7. The acts did not stop the violence. Whites in Colfax, Louisiana, used cannon and rifle fire to disband a group of armed freedmen commanded by black militia and veterans, who were attempting to maintain Republican control of the town. More than 280 blacks were killed, including 50 who had already surrendered.
8. The death of Thaddeus Stevens in 1868 and Charles Sumner in 1874 marked the loss of two major advocates for African Americans in Congress. The Republican Party, the federal government, and northern whites accepted former Confederates’ return to political power in the South. Each of these factions was happy to turn the “Negro problem” over to southern whites. Furthermore, some Republicans were leery of the party’s commitment to African Americans. After the panic of 1873, the party turned its attention to economic issues and away from civil rights and equality.
9. One example of the federal government’s abandonment of African Americans was its failure to back the Freedmen’s Savings and Trust Company; chartered by Congress in 1865 to promote thrift and savings among freedpeople, the company had many small savings accounts, averaging less than $50 each. Frederick Douglass, the last president of the company, deposited $10,000 of his own money to bolster the institution. However, the bank failed in 1874, and thousands of blacks lost everything they had. Half of the account holders eventually received reimbursements of about 60 percent of their deposits, while the other half received nothing.
10. By 1877, whites had reclaimed political control in the South. An agreement designed to resolve the contested 1876 presidential election between Democrat Samuel Tilden and Republican Rutherford B. Hayes officially ended Black Reconstruction. In return for a Hayes victory, Republicans agreed to remove federal troops from the South.
11. The Supreme Court also played a part in undermining black civil rights at the end of Reconstruction: The 1873 Slaughterhouse cases ruled that the Fourteenth Amendment protected national, not state, citizenship rights.
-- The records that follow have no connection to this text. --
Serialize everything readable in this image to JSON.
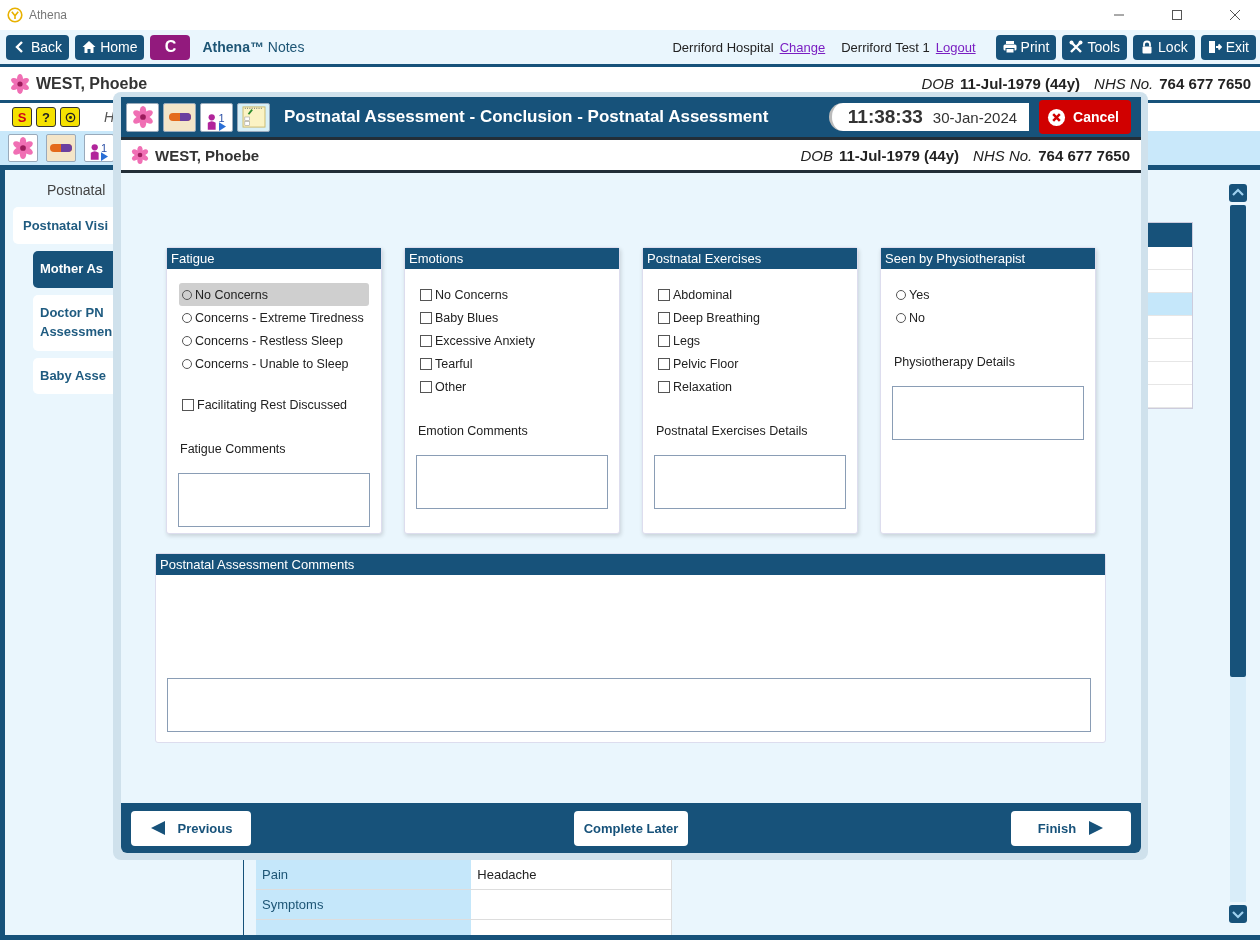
{
  "window": {
    "title": "Athena"
  },
  "toolbar": {
    "nav_buttons": [
      {
        "kind": "back",
        "label": "Back"
      },
      {
        "kind": "home",
        "label": "Home"
      }
    ],
    "context_badge": "C",
    "app_name": "**Athena™** Notes",
    "location": "Derriford Hospital",
    "location_link": "Change",
    "user": "Derriford Test 1",
    "user_link": "Logout",
    "action_buttons": [
      {
        "kind": "print",
        "label": "Print"
      },
      {
        "kind": "tools",
        "label": "Tools"
      },
      {
        "kind": "lock",
        "label": "Lock"
      },
      {
        "kind": "exit",
        "label": "Exit"
      }
    ]
  },
  "patient_banner": {
    "name": "WEST, Phoebe",
    "dob_label": "DOB",
    "dob": "11-Jul-1979 (44y)",
    "nhs_label": "NHS No.",
    "nhs": "764 677 7650"
  },
  "alert_icons": [
    {
      "kind": "alert",
      "glyph": "S"
    },
    {
      "kind": "help",
      "glyph": "?"
    },
    {
      "kind": "settings"
    }
  ],
  "alert_text": "H",
  "record_icons": [
    {
      "kind": "flower"
    },
    {
      "kind": "pill"
    },
    {
      "kind": "baby",
      "count": "1"
    }
  ],
  "sidebar": {
    "heading": "Postnatal",
    "items": [
      {
        "label": "Postnatal Visi",
        "selected": false,
        "children": [
          {
            "label": "Mother As",
            "selected": true
          },
          {
            "label": "Doctor PN Assessmen",
            "selected": false
          },
          {
            "label": "Baby Asse",
            "selected": false
          }
        ]
      }
    ]
  },
  "side_table": {
    "rows": [
      {
        "selected": false
      },
      {
        "selected": false
      },
      {
        "selected": true
      },
      {
        "selected": false
      },
      {
        "selected": false
      },
      {
        "selected": false
      },
      {
        "selected": false
      }
    ]
  },
  "findings_table": {
    "rows": [
      {
        "label": "Pain",
        "value": "Headache"
      },
      {
        "label": "Symptoms"
      }
    ]
  },
  "dialog": {
    "icons": [
      {
        "kind": "flower"
      },
      {
        "kind": "pill"
      },
      {
        "kind": "baby",
        "count": "1"
      },
      {
        "kind": "notes"
      }
    ],
    "title": "Postnatal Assessment - Conclusion - Postnatal Assessment",
    "time": "11:38:33",
    "date": "30-Jan-2024",
    "cancel": "Cancel",
    "patient": {
      "name": "WEST, Phoebe",
      "dob_label": "DOB",
      "dob": "11-Jul-1979 (44y)",
      "nhs_label": "NHS No.",
      "nhs": "764 677 7650"
    },
    "sections": [
      {
        "title": "Fatigue",
        "options": [
          {
            "kind": "radio",
            "label": "No Concerns",
            "selected": false,
            "focused": true
          },
          {
            "kind": "radio",
            "label": "Concerns - Extreme Tiredness",
            "selected": false,
            "focused": false
          },
          {
            "kind": "radio",
            "label": "Concerns - Restless Sleep",
            "selected": false,
            "focused": false
          },
          {
            "kind": "radio",
            "label": "Concerns - Unable to Sleep",
            "selected": false,
            "focused": false
          }
        ],
        "extras": [
          {
            "kind": "checkbox",
            "label": "Facilitating Rest Discussed",
            "checked": false
          }
        ],
        "comment_label": "Fatigue Comments"
      },
      {
        "title": "Emotions",
        "options": [
          {
            "kind": "checkbox",
            "label": "No Concerns",
            "checked": false
          },
          {
            "kind": "checkbox",
            "label": "Baby Blues",
            "checked": false
          },
          {
            "kind": "checkbox",
            "label": "Excessive Anxiety",
            "checked": false
          },
          {
            "kind": "checkbox",
            "label": "Tearful",
            "checked": false
          },
          {
            "kind": "checkbox",
            "label": "Other",
            "checked": false
          }
        ],
        "comment_label": "Emotion Comments"
      },
      {
        "title": "Postnatal Exercises",
        "options": [
          {
            "kind": "checkbox",
            "label": "Abdominal",
            "checked": false
          },
          {
            "kind": "checkbox",
            "label": "Deep Breathing",
            "checked": false
          },
          {
            "kind": "checkbox",
            "label": "Legs",
            "checked": false
          },
          {
            "kind": "checkbox",
            "label": "Pelvic Floor",
            "checked": false
          },
          {
            "kind": "checkbox",
            "label": "Relaxation",
            "checked": false
          }
        ],
        "comment_label": "Postnatal Exercises Details"
      },
      {
        "title": "Seen by Physiotherapist",
        "options": [
          {
            "kind": "radio",
            "label": "Yes",
            "selected": false,
            "focused": false
          },
          {
            "kind": "radio",
            "label": "No",
            "selected": false,
            "focused": false
          }
        ],
        "comment_label": "Physiotherapy Details"
      }
    ],
    "comments": {
      "title": "Postnatal Assessment Comments"
    },
    "footer": {
      "previous": "Previous",
      "later": "Complete Later",
      "finish": "Finish"
    }
  }
}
In in the Civil Rights cases (1883), the Court overturned the Civil Rights Act of 1875 and declared that Congress did not have the authority to protect citizens against the discriminatory conduct of individuals and private groups. Ultimately, this ruling allowed private businesses such as hotels, restaurants, and theaters to institute policies that barred blacks, thus granting individuals and businesses the right to discriminate against blacks.